The mood of the music is deeply sinister, but it’s also quite seductive, creating a mesmerizing effect while also giving headbangers a good neck-workout. The extended guitar solo and the singing near the end are riveting, and so is the momentous grand finale (which really is grand).
BOHREN & DER CLUB OF GORE
If you’re already feeling a bit off-balance based on the first four tracks in today’s collection, you ain’t seen nothing yet. Wait ’til you hear this new piece by Bohren & der Club of Gore. Granted, it won’t come as much of a shock if you’re already familiar with this German band’s musical proclivities, as revealed through seven previous albums, but “Tief Gesunken” is still a hard turn from what precedes it in this Saturday playlist. The video accompanying the song just makes the experience all the more surreal.
But the music is pretty surreal by itself. It combines a variety of spooky ringing tones, shimmering vibrations both deep and luminous, and slow, sultry saxophone melody, pulling us around midnight urban corridors into a strange dimension that suddenly no longer seems entirely familiar.
“Tief Gesunken” is the second advance track revealed so far from the band’s eighth album, Patchouli Blue, which will be released on January 24th by Ipecac Recordings. You can find the first one, “Sollen Es Doch Alle Wissen”, here.

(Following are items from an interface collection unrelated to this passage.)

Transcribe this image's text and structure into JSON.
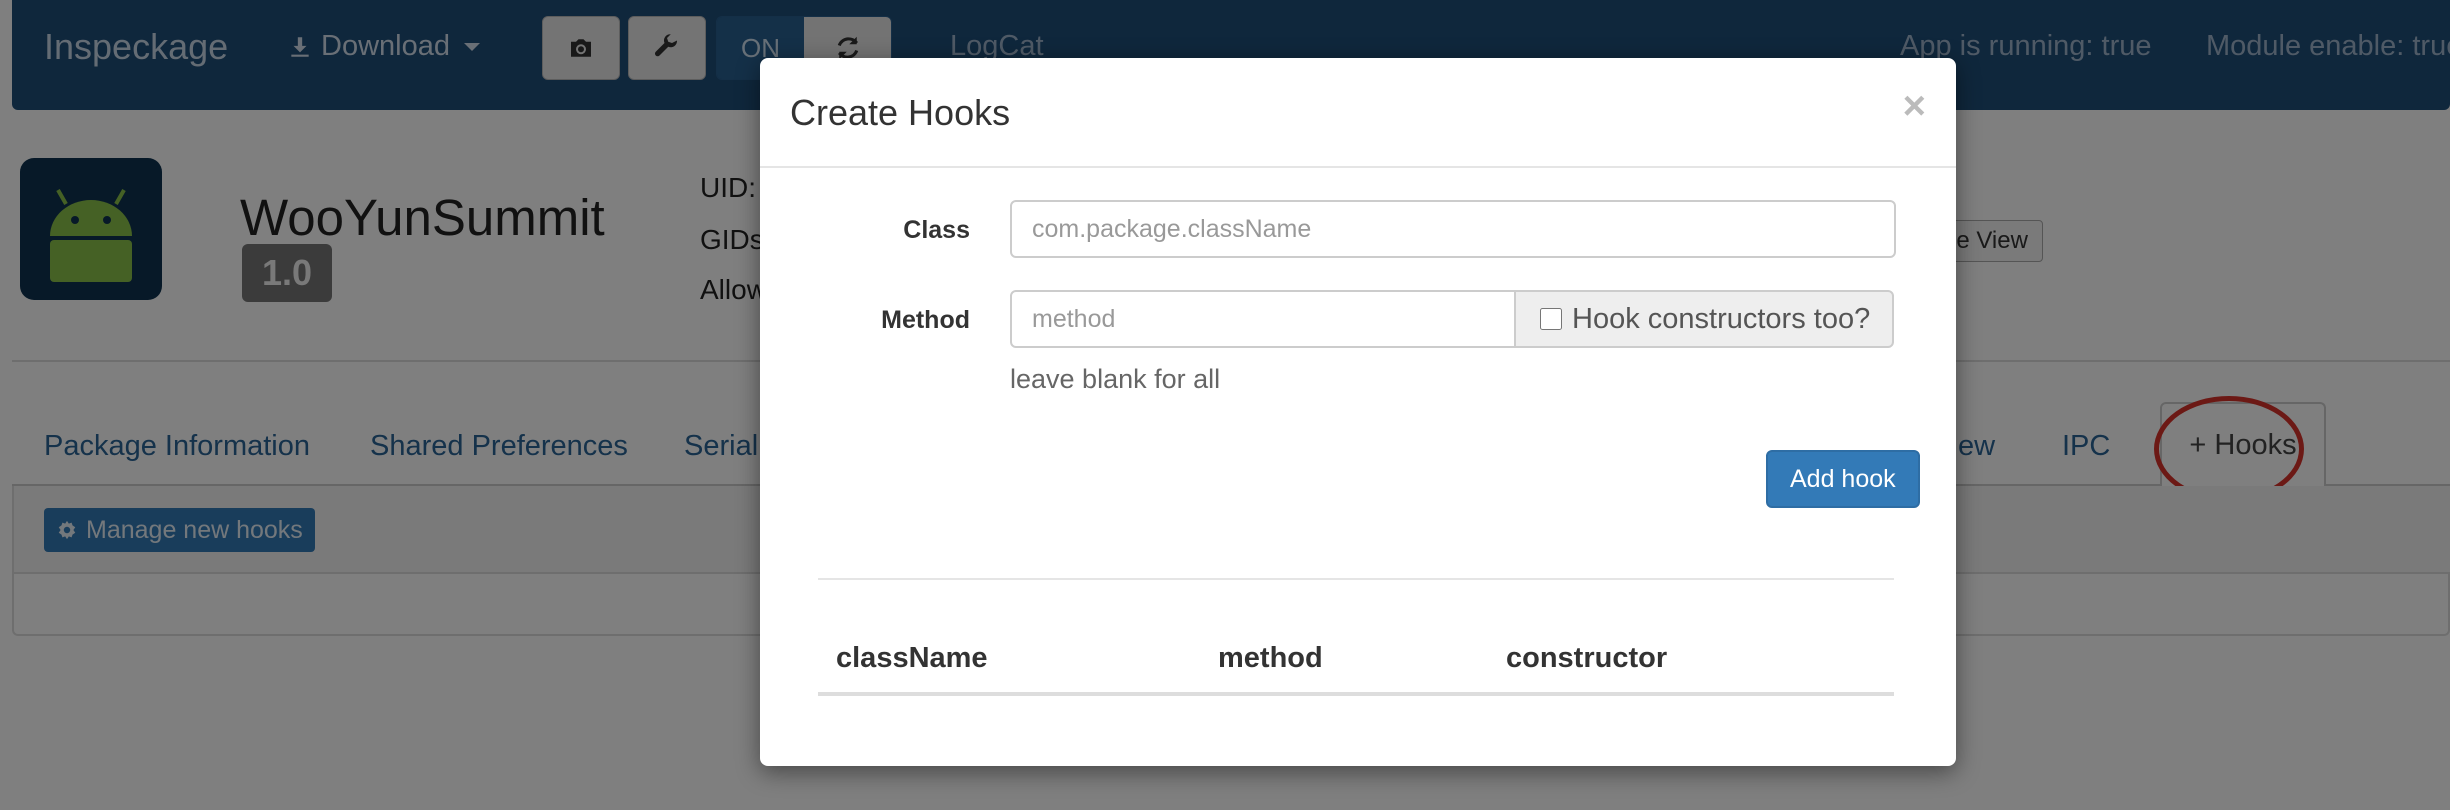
{
  "navbar": {
    "brand": "Inspeckage",
    "download_label": "Download",
    "toggle_on": "ON",
    "logcat": "LogCat",
    "app_running": "App is running: true",
    "module_enable": "Module enable: true"
  },
  "app": {
    "name": "WooYunSummit",
    "version": "1.0",
    "uid_label": "UID:",
    "gids_label": "GIDs",
    "allow_label": "Allow",
    "tree_view": "ree View"
  },
  "tabs": {
    "package_info": "Package Information",
    "shared_prefs": "Shared Preferences",
    "serial": "Seriali",
    "webview": "ew",
    "ipc": "IPC",
    "hooks": "+ Hooks"
  },
  "panel": {
    "manage_hooks": "Manage new hooks"
  },
  "modal": {
    "title": "Create Hooks",
    "close": "×",
    "class_label": "Class",
    "class_placeholder": "com.package.className",
    "method_label": "Method",
    "method_placeholder": "method",
    "constructors_label": "Hook constructors too?",
    "help": "leave blank for all",
    "add_hook": "Add hook",
    "table_headers": [
      "className",
      "method",
      "constructor"
    ]
  },
  "colors": {
    "navbar": "#1f4e79",
    "primary": "#337ab7",
    "highlight_ring": "#d9332b"
  }
}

BOHREN & DER CLUB OF GORE:
To close this collection I decided to get a head start on tomorrow’s SHADES OF BLACK column by including some black metal. There is a chance, however, that the following album will in itself be the SHADES OF BLACK column — I’m going to a holiday party tonight that I expect to go very late, and Sunday may be a wasteland inside my head, assuming I make it home at all. You can’t really expect me to be a good lad for two nights in a row!
Despite the umlauts, Këkht Aräkh is a one-man black metal project from Mykolaiv, Ukraine, founded by Crying Orc in 2018. Night & Love is the name of this debut album, which was released on December 1st. An EP (Through the Branches To Eternity) with a December 2018 release date is also on the Këkht Aräkh Bandcamp page.

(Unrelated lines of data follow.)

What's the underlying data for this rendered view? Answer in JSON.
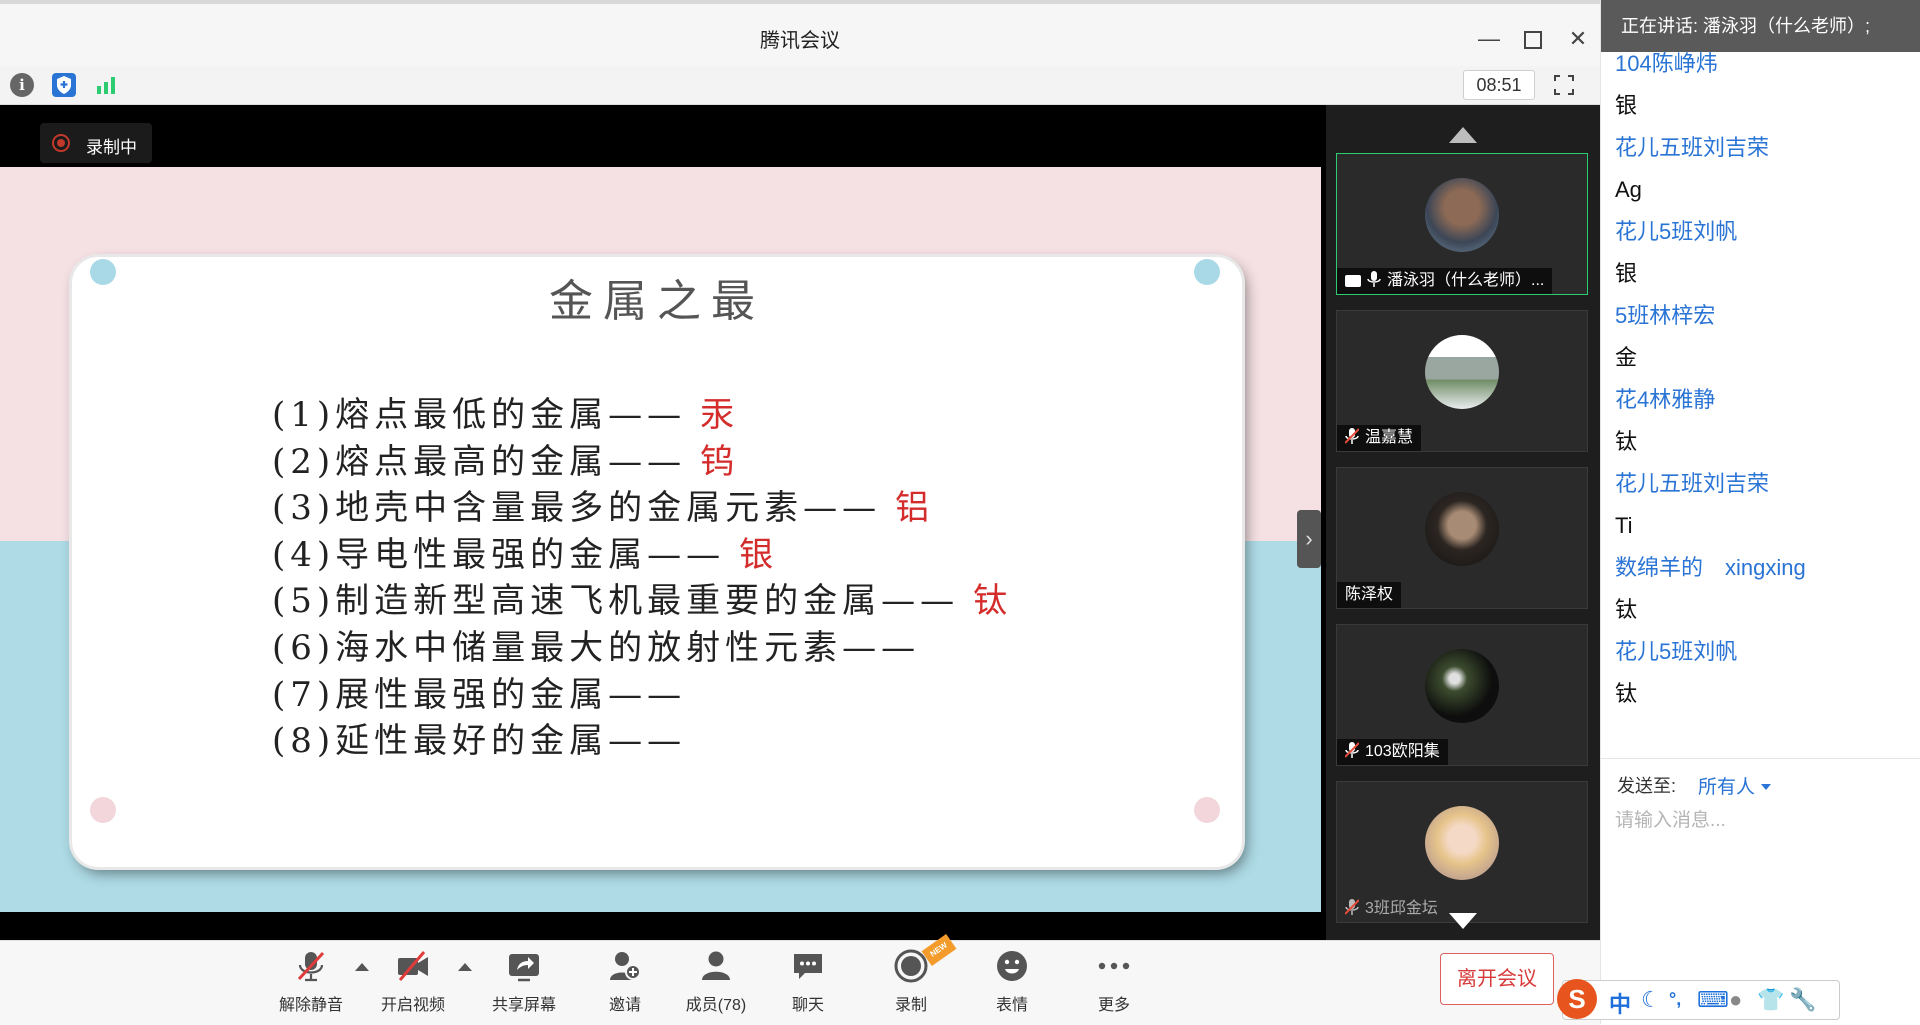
{
  "window": {
    "title": "腾讯会议",
    "timer": "08:51"
  },
  "stage": {
    "recording_label": "录制中"
  },
  "slide": {
    "title": "金属之最",
    "lines": [
      {
        "text": "(1)熔点最低的金属——",
        "answer": "汞"
      },
      {
        "text": "(2)熔点最高的金属——",
        "answer": "钨"
      },
      {
        "text": "(3)地壳中含量最多的金属元素——",
        "answer": "铝"
      },
      {
        "text": "(4)导电性最强的金属——",
        "answer": "银"
      },
      {
        "text": "(5)制造新型高速飞机最重要的金属——",
        "answer": "钛"
      },
      {
        "text": "(6)海水中储量最大的放射性元素——",
        "answer": ""
      },
      {
        "text": "(7)展性最强的金属——",
        "answer": ""
      },
      {
        "text": "(8)延性最好的金属——",
        "answer": ""
      }
    ]
  },
  "participants": [
    {
      "name": "潘泳羽（什么老师）...",
      "active": true
    },
    {
      "name": "温嘉慧",
      "active": false
    },
    {
      "name": "陈泽权",
      "active": false
    },
    {
      "name": "103欧阳集",
      "active": false
    },
    {
      "name": "3班邱金坛",
      "active": false
    }
  ],
  "bottombar": {
    "unmute": "解除静音",
    "video": "开启视频",
    "share": "共享屏幕",
    "invite": "邀请",
    "members": "成员(78)",
    "chat": "聊天",
    "record": "录制",
    "record_badge": "NEW",
    "reactions": "表情",
    "more": "更多",
    "leave": "离开会议"
  },
  "chat": {
    "speaking": "正在讲话: 潘泳羽（什么老师）;",
    "messages": [
      {
        "sender": "104陈峥炜",
        "text": "银"
      },
      {
        "sender": "花儿五班刘吉荣",
        "text": "Ag"
      },
      {
        "sender": "花儿5班刘帆",
        "text": "银"
      },
      {
        "sender": "5班林梓宏",
        "text": "金"
      },
      {
        "sender": "花4林雅静",
        "text": "钛"
      },
      {
        "sender": "花儿五班刘吉荣",
        "text": "Ti"
      },
      {
        "sender": "数绵羊的　xingxing",
        "text": "钛"
      },
      {
        "sender": "花儿5班刘帆",
        "text": "钛"
      }
    ],
    "send_to_label": "发送至:",
    "send_to_value": "所有人",
    "input_placeholder": "请输入消息..."
  },
  "ime": {
    "mode": "中"
  },
  "colors": {
    "accent": "#2a74d5",
    "danger": "#d83b3b",
    "answer_red": "#d42b2b",
    "active_border": "#2ecc71"
  }
}
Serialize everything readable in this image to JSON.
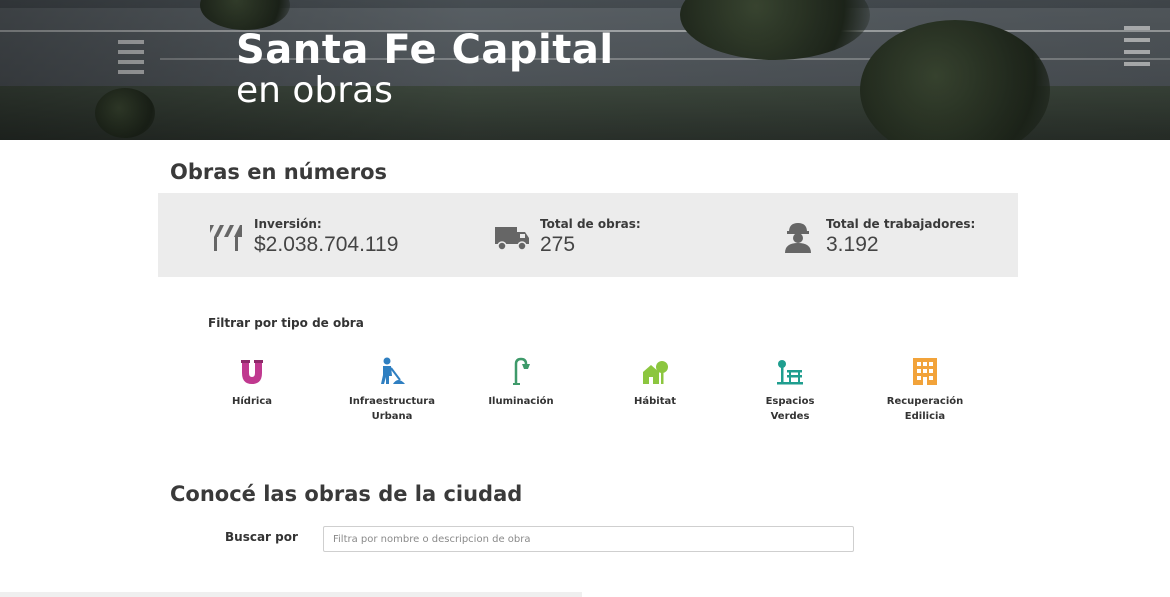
{
  "hero": {
    "title": "Santa Fe Capital",
    "subtitle": "en obras"
  },
  "numbers_section": {
    "title": "Obras en números",
    "stats": [
      {
        "icon": "road-barrier-icon",
        "label": "Inversión:",
        "value": "$2.038.704.119"
      },
      {
        "icon": "truck-icon",
        "label": "Total de obras:",
        "value": "275"
      },
      {
        "icon": "construction-worker-icon",
        "label": "Total de trabajadores:",
        "value": "3.192"
      }
    ]
  },
  "filter": {
    "title": "Filtrar por tipo de obra",
    "categories": [
      {
        "label": "Hídrica",
        "icon": "pipe-icon",
        "color": "#c0398f"
      },
      {
        "label": "Infraestructura\nUrbana",
        "icon": "road-worker-icon",
        "color": "#2f7fc1"
      },
      {
        "label": "Iluminación",
        "icon": "street-lamp-icon",
        "color": "#3e9a6a"
      },
      {
        "label": "Hábitat",
        "icon": "house-tree-icon",
        "color": "#8cc63f"
      },
      {
        "label": "Espacios\nVerdes",
        "icon": "park-bench-icon",
        "color": "#1f9e8f"
      },
      {
        "label": "Recuperación\nEdilicia",
        "icon": "building-icon",
        "color": "#f2a33a"
      }
    ]
  },
  "search_section": {
    "title": "Conocé las obras de la ciudad",
    "label": "Buscar por",
    "placeholder": "Filtra por nombre o descripcion de obra"
  }
}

As the album title may suggest, this is indeed “romantic black metal”. Exactly what that phrase might mean here doesn’t have a single answer, but becomes clear in at least one of its manifestations in the second track, which plays first in the Bandcamp stream. “Elegy For the Memory of Me” presents ugly goblin snarls and shrouds of guitar abrasion, relentlessly hammering drums and low humming bass, and thin ticking cymbals that cut through the lo-fi shroud. But what sets the song apart in surprising fashion (and gives the music its romantic cast) are the dreamlike keyboard notes, which gleam with ethereal light, and the moon-lit acoustic picking at the end.
The combination of rough and raw black metal that pulls from the early ’90s and eerie melodic accents reappears elsewhere in the album, though tracks like “Night”, “Love”, and the closer “….And Never Ends (Eternal Love)” forego black metal altogether in exchange for more hypnotic and chilling sensations. In other tracks the mesmerizing and medieval-sounding acoustic guitar melodies exemplified in “Elegy…” also reappear, and acoustic guitar plays the lead instrumental role in “As the Night Falls…”, “Mysteriet Med Svartfiolett”, and “Forever Night Castle of Love”, the latter of which features singing rather than snarling, though folk-like strumming is equally in evidence.
Moreover, while there is certainly a melancholy atmosphere to those melodic motifs, which at times are even spookier (and more feverish) than what you’ll hear in “Elegy”, I wouldn’t call this “depressive black metal”. It’s so otherworldly, and so continually alluring and sensual (and sinister), that it might be more apt to think of it as vampyric.
(Thanks to Miloš for introducing me to this album.)